Given entries: Begin

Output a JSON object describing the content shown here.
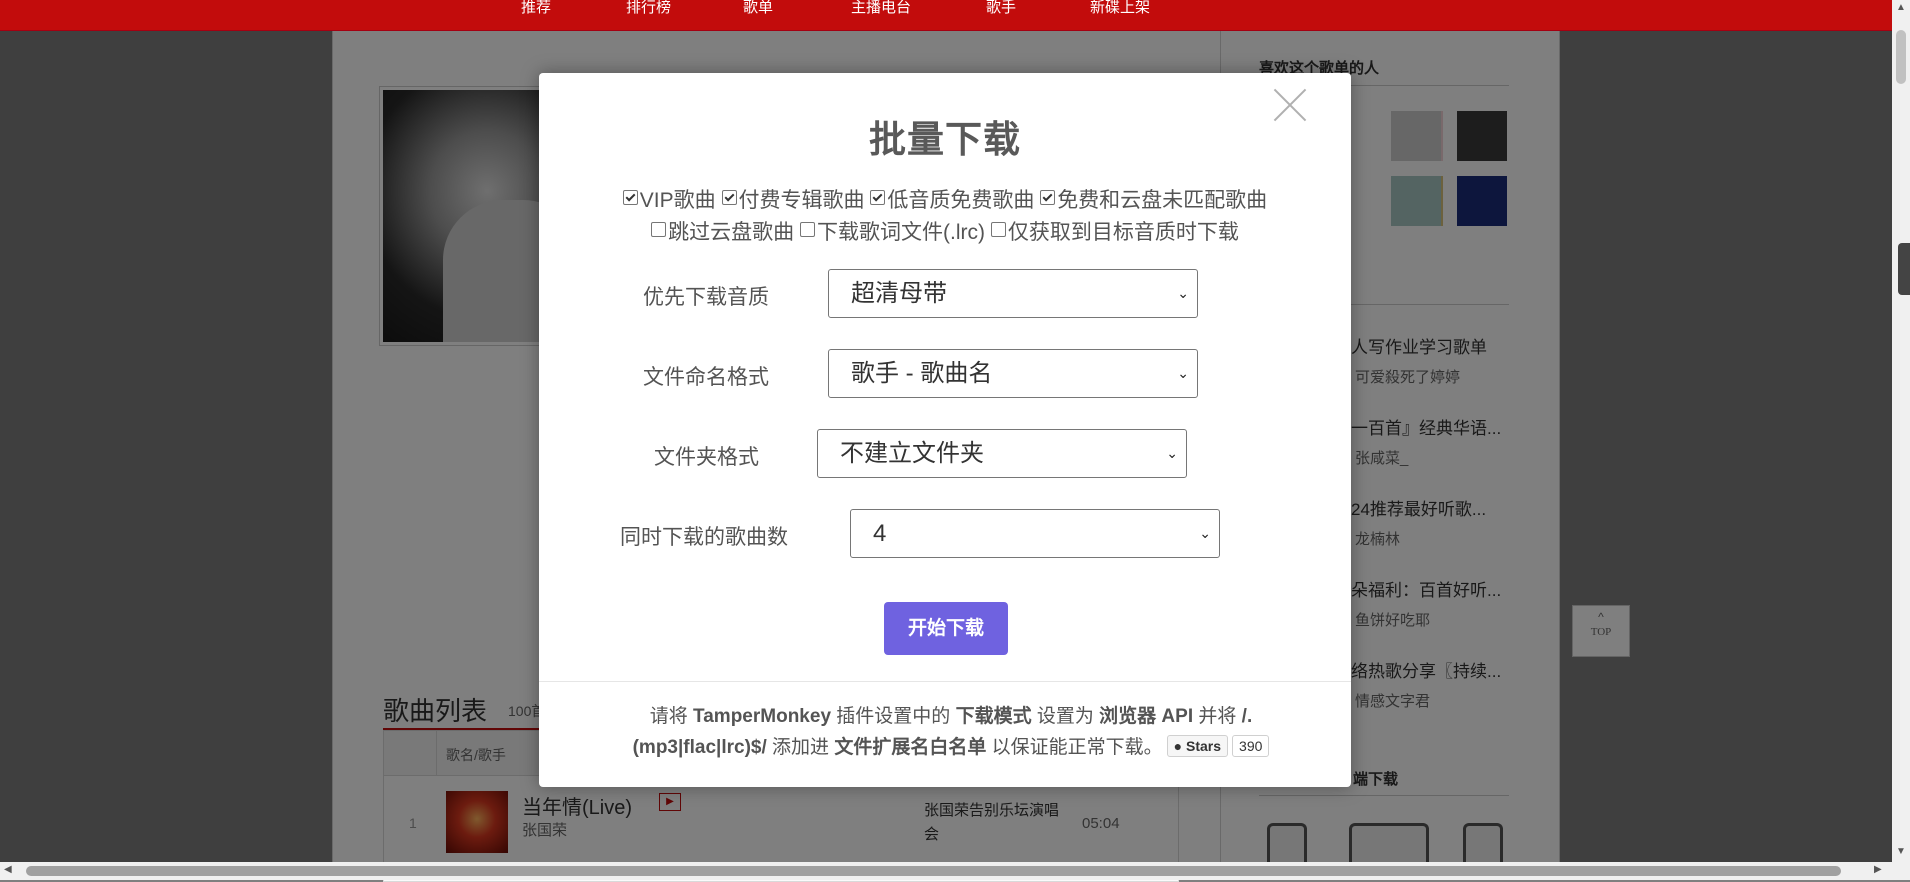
{
  "nav": {
    "items": [
      {
        "label": "推荐"
      },
      {
        "label": "排行榜"
      },
      {
        "label": "歌单"
      },
      {
        "label": "主播电台"
      },
      {
        "label": "歌手"
      },
      {
        "label": "新碟上架"
      }
    ]
  },
  "page": {
    "songlist_title": "歌曲列表",
    "songlist_count": "100首",
    "col_song": "歌名/歌手",
    "row": {
      "index": "1",
      "title": "当年情(Live)",
      "artist": "张国荣",
      "album": "张国荣告别乐坛演唱会",
      "duration": "05:04"
    }
  },
  "sidebar": {
    "likers_heading": "喜欢这个歌单的人",
    "playlists": [
      {
        "title": "人写作业学习歌单",
        "by": "可爱殺死了婷婷"
      },
      {
        "title": "一百首』经典华语...",
        "by": "张咸菜_"
      },
      {
        "title": "24推荐最好听歌...",
        "by": "龙楠林"
      },
      {
        "title": "朵福利：百首好听...",
        "by": "鱼饼好吃耶"
      },
      {
        "title": "络热歌分享〖持续...",
        "by": "情感文字君"
      }
    ],
    "client_heading": "端下载"
  },
  "top_button": {
    "arrow": "^",
    "label": "TOP"
  },
  "modal": {
    "title": "批量下载",
    "checkboxes": [
      {
        "label": "VIP歌曲",
        "checked": true
      },
      {
        "label": "付费专辑歌曲",
        "checked": true
      },
      {
        "label": "低音质免费歌曲",
        "checked": true
      },
      {
        "label": "免费和云盘未匹配歌曲",
        "checked": true
      },
      {
        "label": "跳过云盘歌曲",
        "checked": false
      },
      {
        "label": "下载歌词文件(.lrc)",
        "checked": false
      },
      {
        "label": "仅获取到目标音质时下载",
        "checked": false
      }
    ],
    "fields": [
      {
        "label": "优先下载音质",
        "value": "超清母带"
      },
      {
        "label": "文件命名格式",
        "value": "歌手 - 歌曲名"
      },
      {
        "label": "文件夹格式",
        "value": "不建立文件夹"
      },
      {
        "label": "同时下载的歌曲数",
        "value": "4"
      }
    ],
    "start_button": "开始下载",
    "footer": {
      "p1": "请将 ",
      "b1": "TamperMonkey",
      "p2": " 插件设置中的 ",
      "b2": "下载模式",
      "p3": " 设置为 ",
      "b3": "浏览器 API",
      "p4": " 并将 ",
      "b4": "/.(mp3|flac|lrc)$/",
      "p5": " 添加进 ",
      "b5": "文件扩展名白名单",
      "p6": " 以保证能正常下载。",
      "stars_label": "Stars",
      "stars_count": "390"
    }
  },
  "colors": {
    "nav_red": "#c20c0c",
    "button_purple": "#6f62e0"
  }
}
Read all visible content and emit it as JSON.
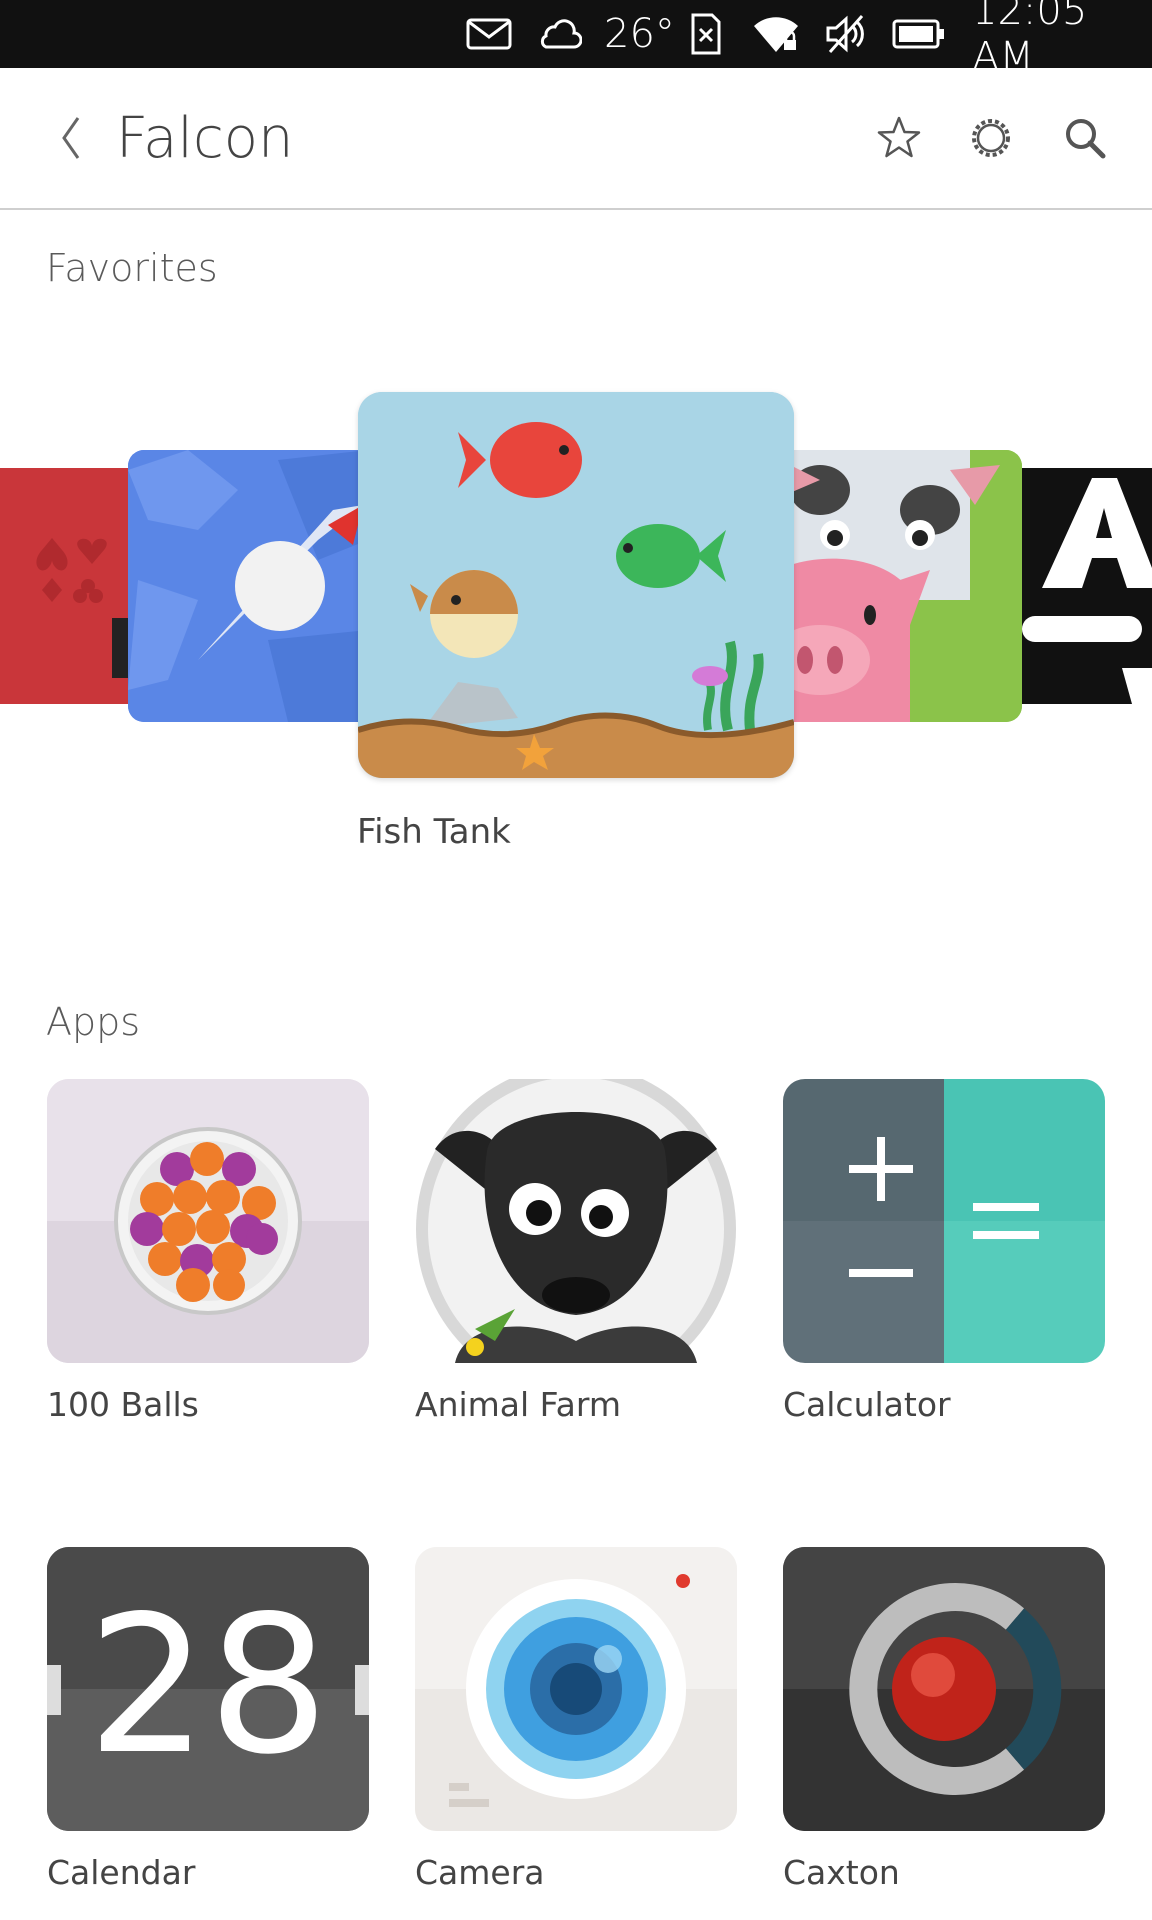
{
  "status_bar": {
    "icons": [
      "mail-icon",
      "cloud-icon",
      "sim-icon",
      "wifi-icon",
      "mute-icon",
      "battery-icon"
    ],
    "temperature": "26°",
    "time": "12:05 AM"
  },
  "header": {
    "title": "Falcon",
    "icons": [
      "back-icon",
      "star-icon",
      "settings-icon",
      "search-icon"
    ]
  },
  "favorites": {
    "heading": "Favorites",
    "caption": "Fish Tank"
  },
  "apps": {
    "heading": "Apps",
    "items": [
      {
        "label": "100 Balls"
      },
      {
        "label": "Animal Farm"
      },
      {
        "label": "Calculator"
      },
      {
        "label": "Calendar",
        "icon_text": "28"
      },
      {
        "label": "Camera"
      },
      {
        "label": "Caxton"
      }
    ]
  },
  "colors": {
    "accent": "#e95420",
    "status_bar_bg": "#111111"
  }
}
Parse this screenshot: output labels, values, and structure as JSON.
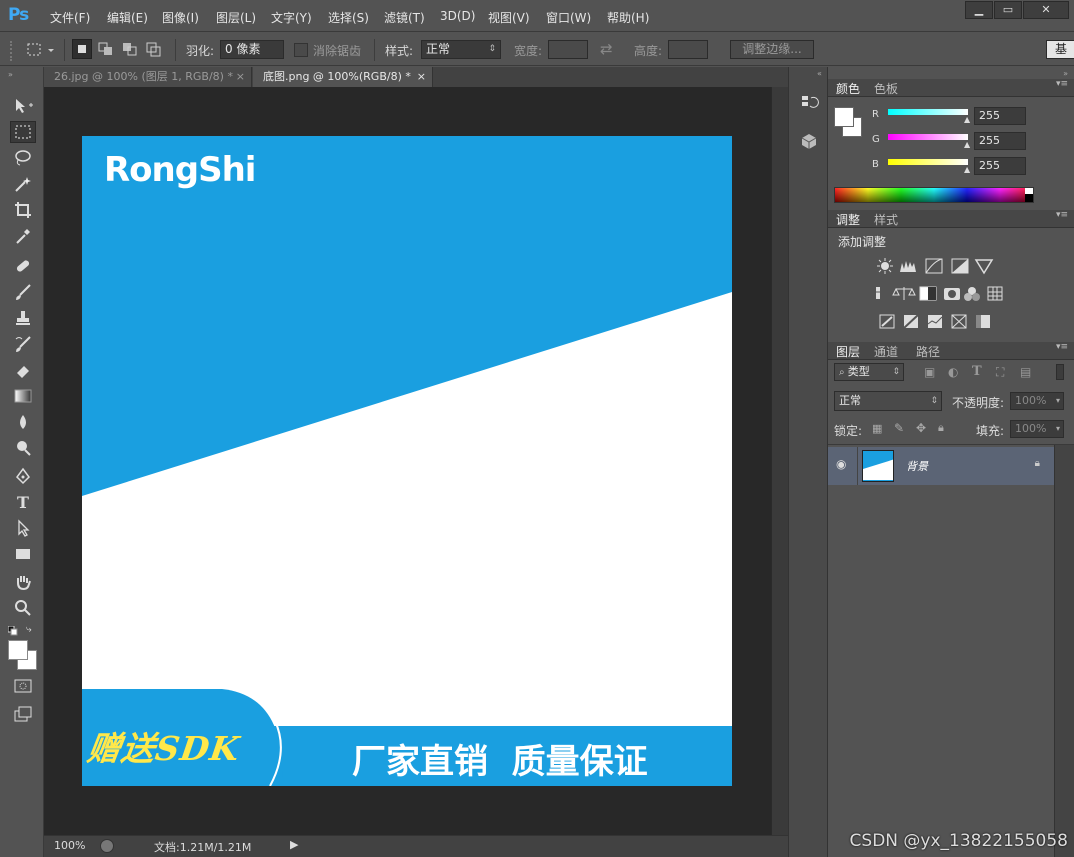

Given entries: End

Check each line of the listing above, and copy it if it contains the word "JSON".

Response area:
Output a JSON object describing the content shown here.
Read all visible content and emit it as JSON.
Parse this screenshot: output labels, values, and structure as JSON.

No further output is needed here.